|MISALIGNMENT||Amplitude increase in the axial direction of the axes. Appearance of 2X, 3X RPM, and 2X, 3X FE harmonics.||Wrong alignment procedures, loss of tolerances, thermal expansion.||Align based on precision procedures and standards.|
|EXCESSIVE WEAR||Increased amplitude of the 1XGMF and 1X sidebands. Appearance of gear's natural frequency.||Improper lubrication, contaminated or degraded lubricant. Change of wear pattern. Assembly and adjustment failures.||Do oil analysis, investigate and eliminate sources of contamination. Clean the lubrication system. Review adjustment and tolerance procedures.|
|EXCESSIVE BACKLASH||Increased amplitude of the 1XGMF and 1X sidebands.
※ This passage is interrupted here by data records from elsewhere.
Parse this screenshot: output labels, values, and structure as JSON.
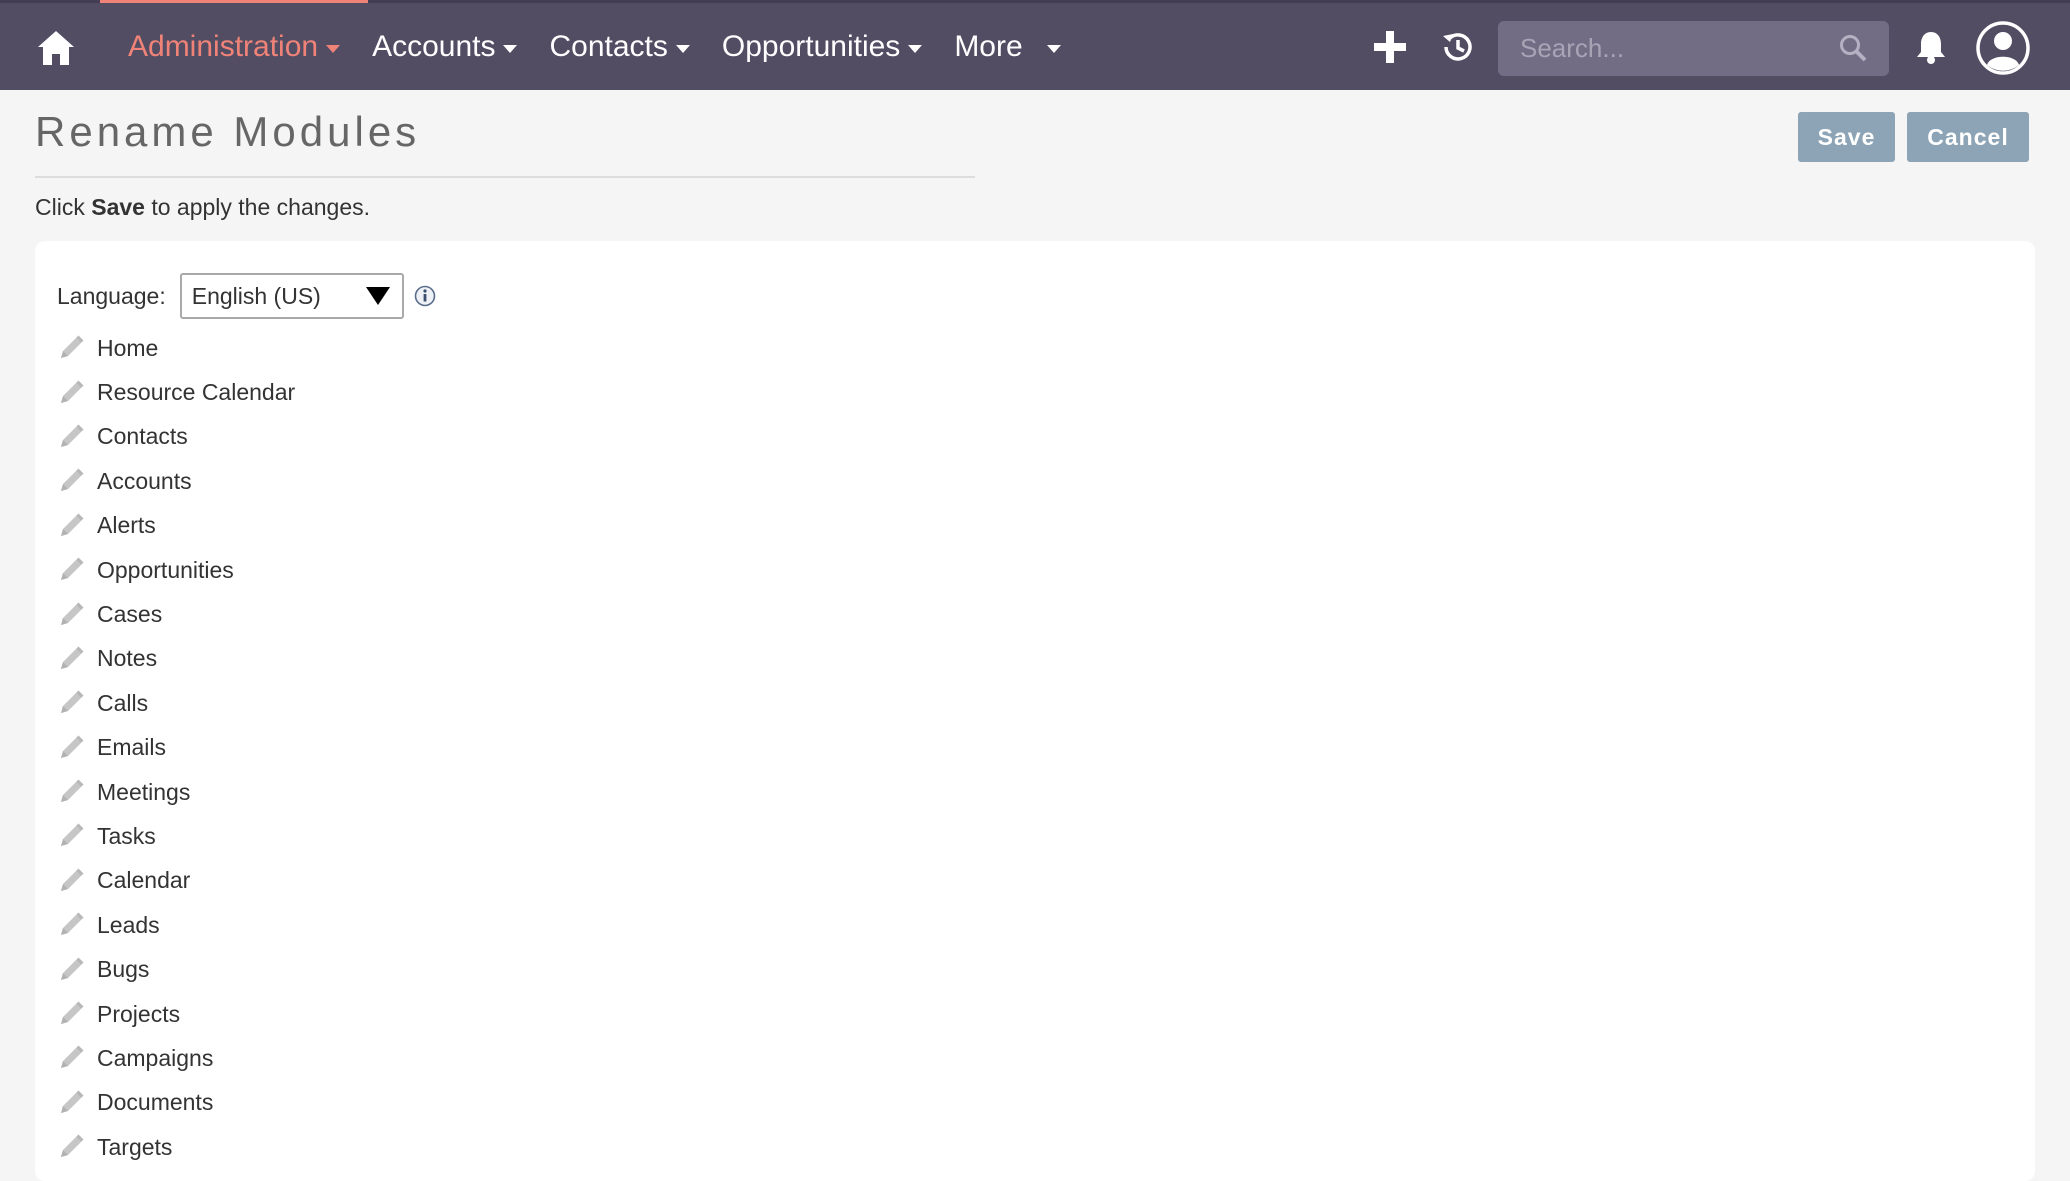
{
  "nav": {
    "items": [
      {
        "label": "Administration",
        "active": true,
        "name": "nav-administration"
      },
      {
        "label": "Accounts",
        "active": false,
        "name": "nav-accounts"
      },
      {
        "label": "Contacts",
        "active": false,
        "name": "nav-contacts"
      },
      {
        "label": "Opportunities",
        "active": false,
        "name": "nav-opportunities"
      },
      {
        "label": "More",
        "active": false,
        "name": "nav-more"
      }
    ],
    "search_placeholder": "Search..."
  },
  "header": {
    "title": "Rename Modules",
    "save_label": "Save",
    "cancel_label": "Cancel",
    "hint_prefix": "Click",
    "hint_bold": "Save",
    "hint_suffix": "to apply the changes."
  },
  "language": {
    "label": "Language:",
    "selected": "English (US)"
  },
  "modules": [
    "Home",
    "Resource Calendar",
    "Contacts",
    "Accounts",
    "Alerts",
    "Opportunities",
    "Cases",
    "Notes",
    "Calls",
    "Emails",
    "Meetings",
    "Tasks",
    "Calendar",
    "Leads",
    "Bugs",
    "Projects",
    "Campaigns",
    "Documents",
    "Targets"
  ],
  "colors": {
    "navbar": "#534d64",
    "active_nav": "#f08377",
    "button": "#8ca4b6"
  }
}
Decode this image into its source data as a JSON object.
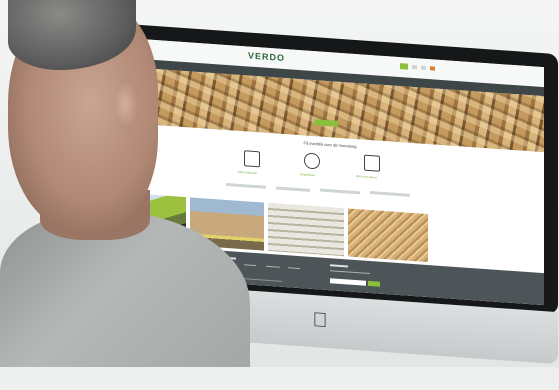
{
  "site": {
    "logo": "VERDO",
    "tagline": "Få overblik over din forretning",
    "nav_items": [
      "",
      "",
      "",
      "",
      ""
    ],
    "icons": [
      {
        "icon": "document-icon",
        "label": "Mine fakturaer"
      },
      {
        "icon": "handshake-icon",
        "label": "Dagsaftaler"
      },
      {
        "icon": "box-icon",
        "label": "Mine leverancer"
      }
    ]
  },
  "colors": {
    "brand_green": "#8bbf3c",
    "logo_dark_green": "#2f6a3a",
    "footer_bg": "#4d5558",
    "bezel": "#151718"
  }
}
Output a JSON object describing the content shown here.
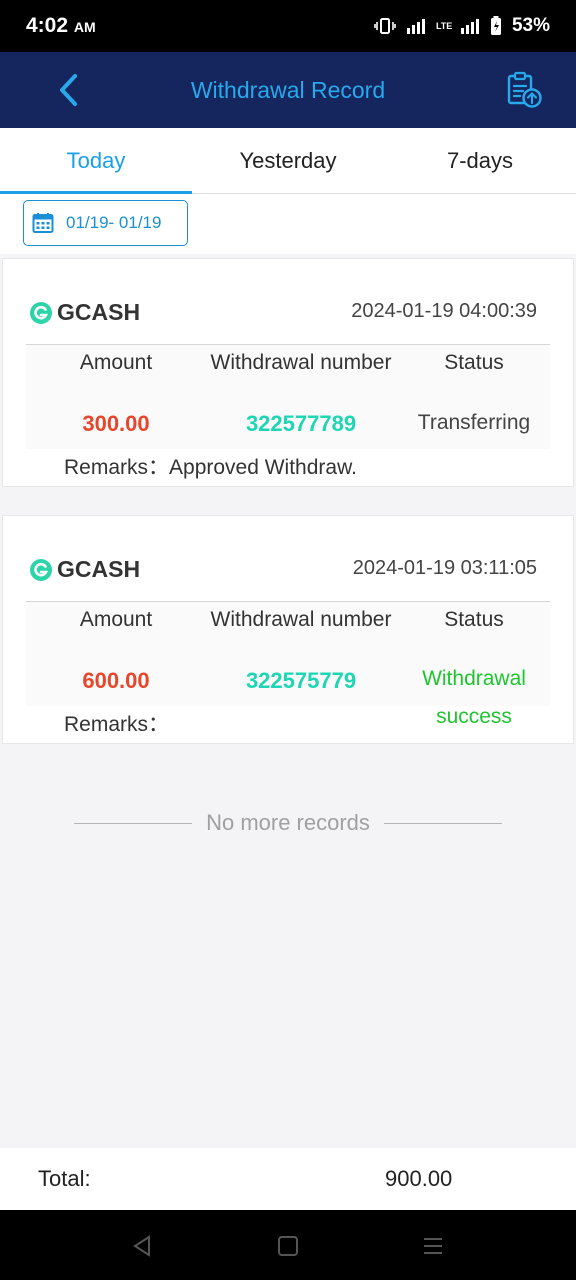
{
  "status_bar": {
    "time": "4:02",
    "ampm": "AM",
    "battery": "53%",
    "network": "LTE"
  },
  "header": {
    "title": "Withdrawal Record",
    "back_icon": "chevron-left-icon",
    "action_icon": "clipboard-upload-icon"
  },
  "tabs": [
    {
      "label": "Today",
      "active": true
    },
    {
      "label": "Yesterday",
      "active": false
    },
    {
      "label": "7-days",
      "active": false
    }
  ],
  "filter": {
    "date_range": "01/19- 01/19",
    "icon": "calendar-icon"
  },
  "columns": {
    "amount": "Amount",
    "number": "Withdrawal number",
    "status": "Status"
  },
  "records": [
    {
      "method": "GCASH",
      "time": "2024-01-19 04:00:39",
      "amount": "300.00",
      "number": "322577789",
      "status": "Transferring",
      "remarks": "Remarks：Approved Withdraw."
    },
    {
      "method": "GCASH",
      "time": "2024-01-19 03:11:05",
      "amount": "600.00",
      "number": "322575779",
      "status_line1": "Withdrawal",
      "status_line2": "success",
      "remarks": "Remarks："
    }
  ],
  "no_more": "No more records",
  "total": {
    "label": "Total:",
    "value": "900.00"
  },
  "colors": {
    "header_bg": "#14265d",
    "accent": "#1aa0e6",
    "amount": "#e8462c",
    "number": "#1dd6b4",
    "success": "#1fc52f"
  }
}
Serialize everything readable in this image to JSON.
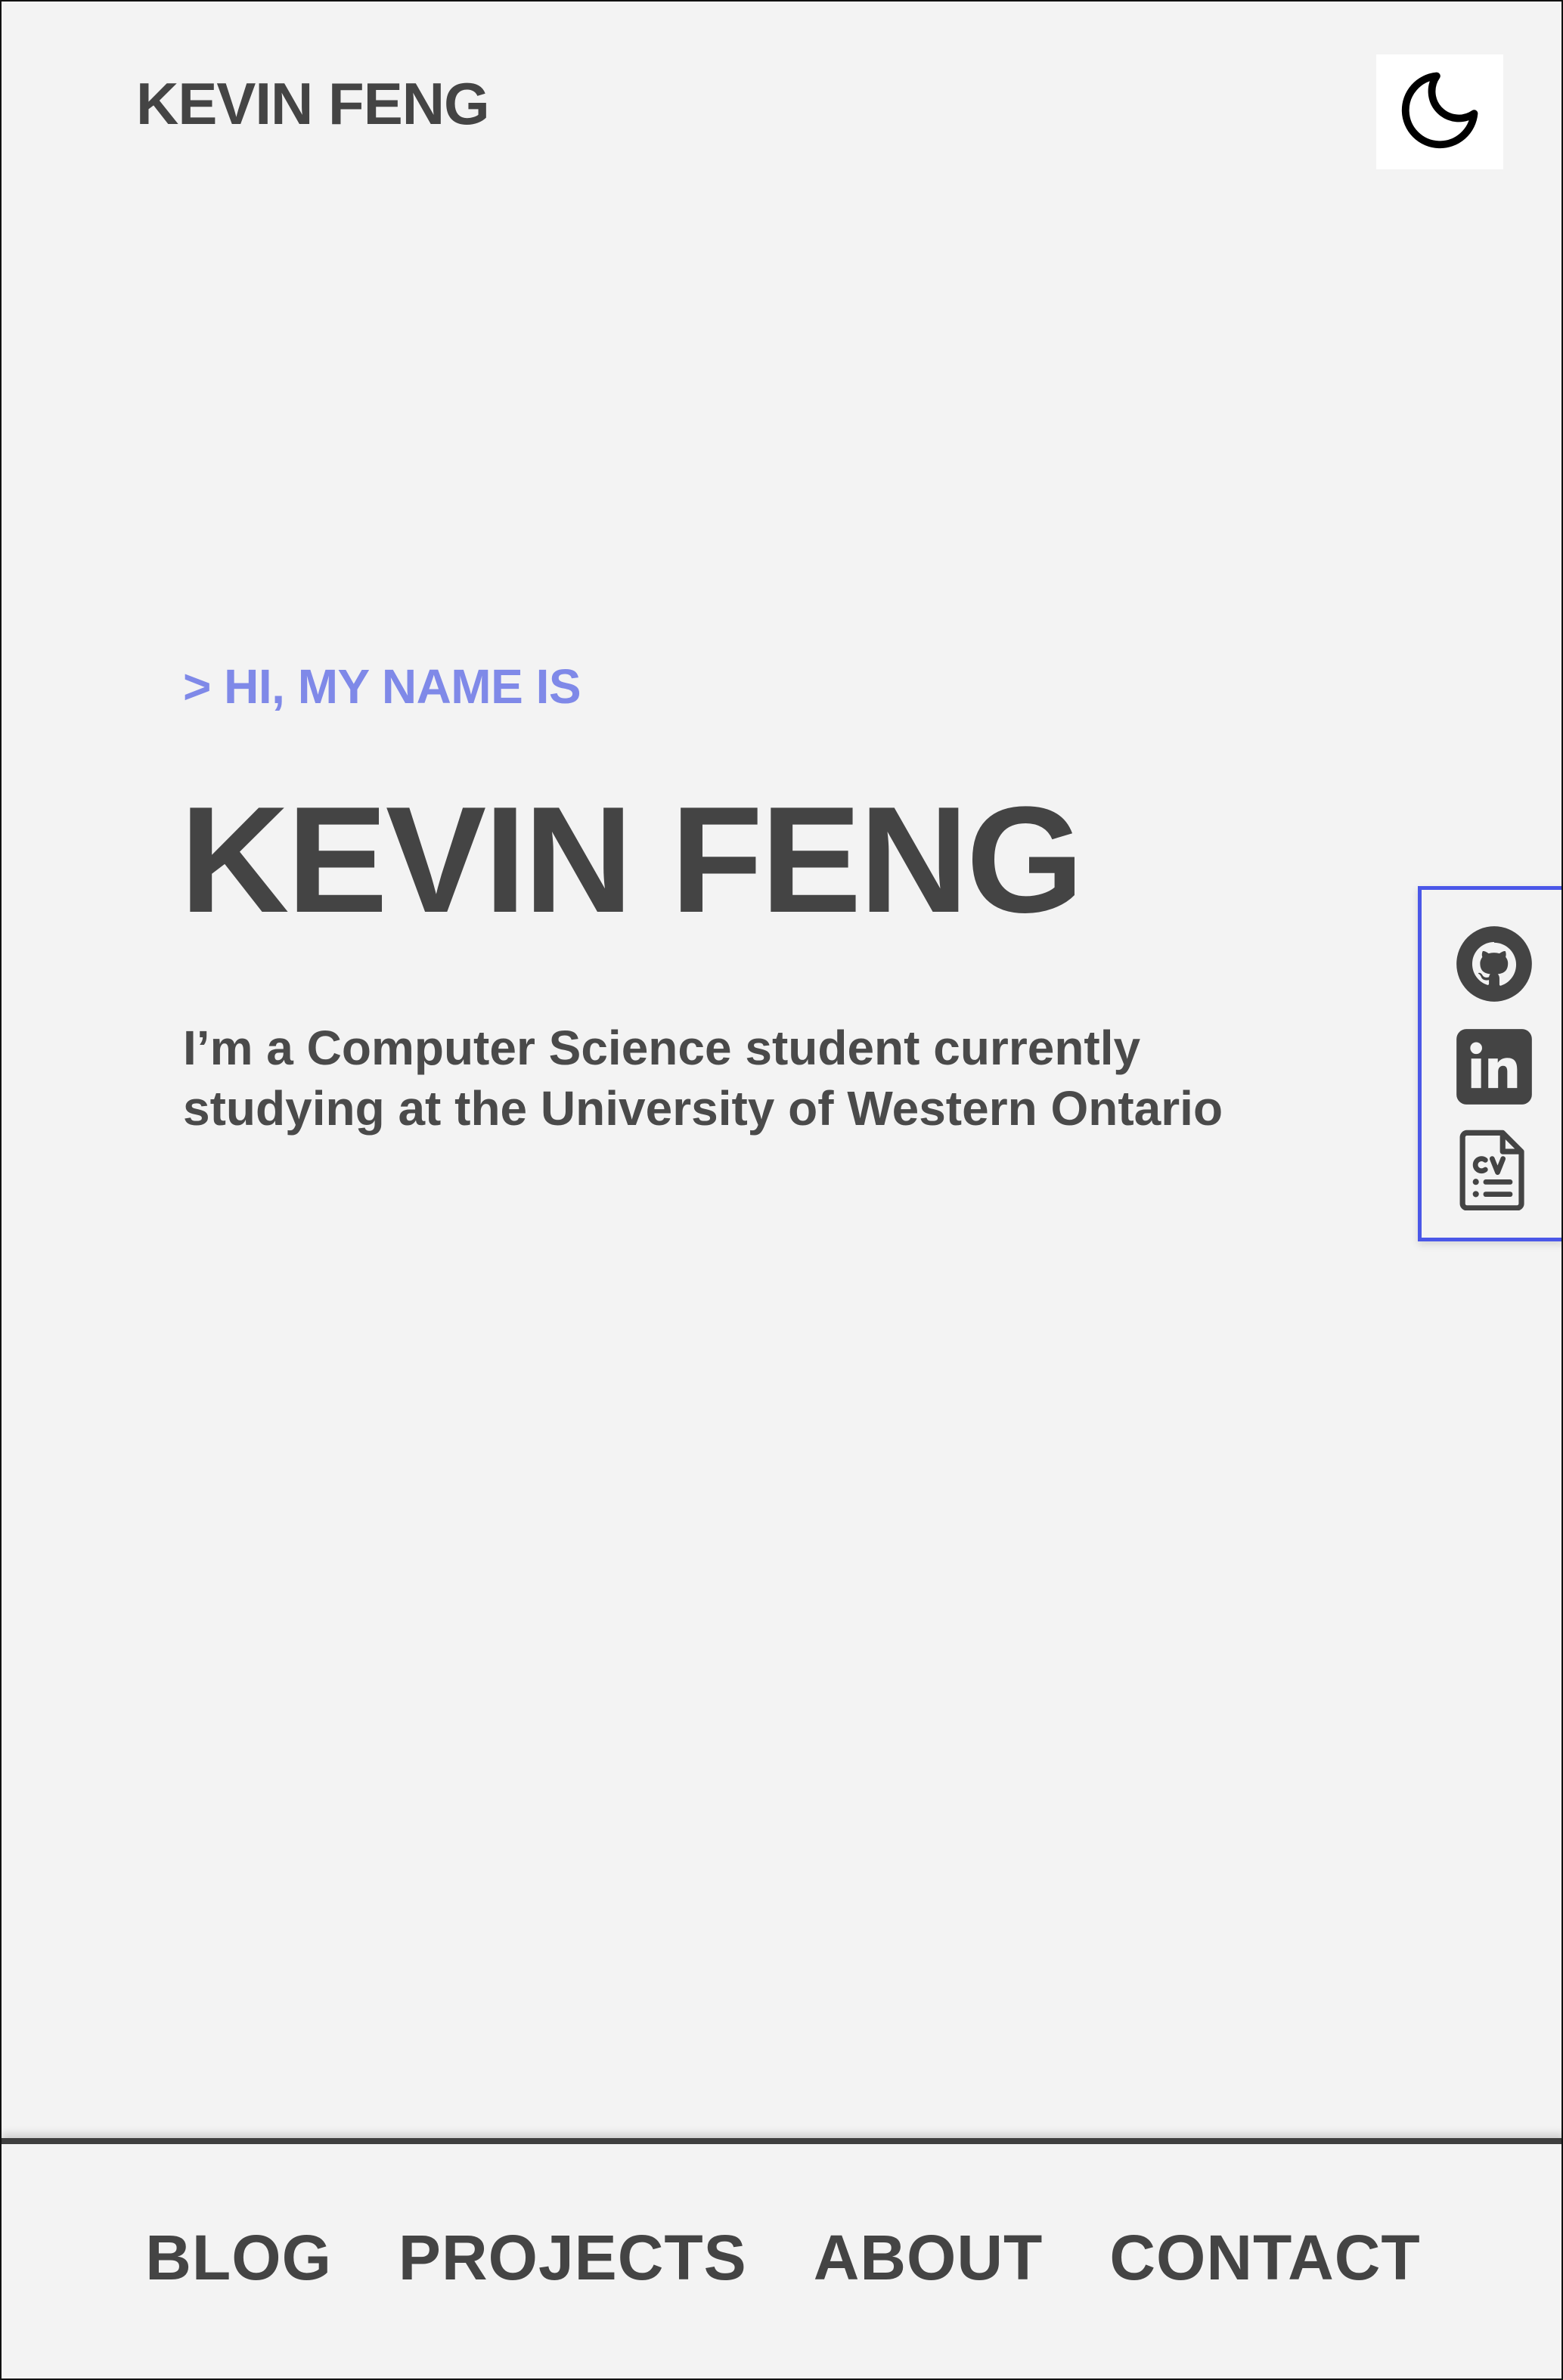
{
  "header": {
    "brand": "KEVIN FENG",
    "theme_toggle_icon": "moon-icon"
  },
  "hero": {
    "kicker": "> HI, MY NAME IS",
    "name": "KEVIN FENG",
    "description": "I’m a Computer Science student currently studying at the University of Western Ontario"
  },
  "social": {
    "accent_color": "#4a57e8",
    "items": [
      {
        "icon": "github-icon"
      },
      {
        "icon": "linkedin-icon"
      },
      {
        "icon": "cv-document-icon"
      }
    ]
  },
  "nav": {
    "items": [
      {
        "label": "BLOG"
      },
      {
        "label": "PROJECTS"
      },
      {
        "label": "ABOUT"
      },
      {
        "label": "CONTACT"
      }
    ]
  },
  "colors": {
    "background": "#f3f3f3",
    "text": "#444444",
    "kicker": "#7f89e8"
  }
}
Appearance of gear's natural frequency.||Bad assembly, design or manufacturing flaws, wear.||Oil analysis. Review assembly procedures and tolerances.|
|OVERLOAD||Increased amplitude of 1XGMF, multiple 1X RPM sidebands.||Operation outside of design conditions.||Evaluate operational conditions.|
|HIGH FRICTION||Increase of the 1XGMF component, rise of the global amplitude in acceleration, and shock pulse.||Lubrication failures and/or lubricant quality. Component assembly and tolerances.||Do oil analysis, check and reduce sources of contamination. Clean the lubrication system.|
|BROKEN TEETH||Synchronous impact pattern in the time waveform with 1X of damaged gear.||Overload, fatigue, adjustments and tolerances.||Evaluate operational conditions, material analysis.|
|ASSEMBLY OR MANUFACTURING FAILURES||Increased amplitude of the 1XGMF and 1X sidebands. Appearance of Hunting Tooth Frequency (HFT) or the Gear Assembly Phase Frequency (GAPF).||Manufacturing defects in geometry and/or materials. Irregular teeth surface. Changes from the original wear pattern.||Improve quality control system and maintenance procedures.|
Other Predictive Technologies
The analysis of failures in gearboxes often involves the study of various variables and multiple symptoms. Therefore it is always necessary to design comprehensive condition monitoring programs that include vibration analysis, acceleration envelope analysis, airborne ultrasonic analysis, tribology or physical-chemical analysis of lubricants and infrared thermography, all these predictive technologies aimed at determining the symptoms of wear and friction, common elements in most failure modes of industrial gearboxes.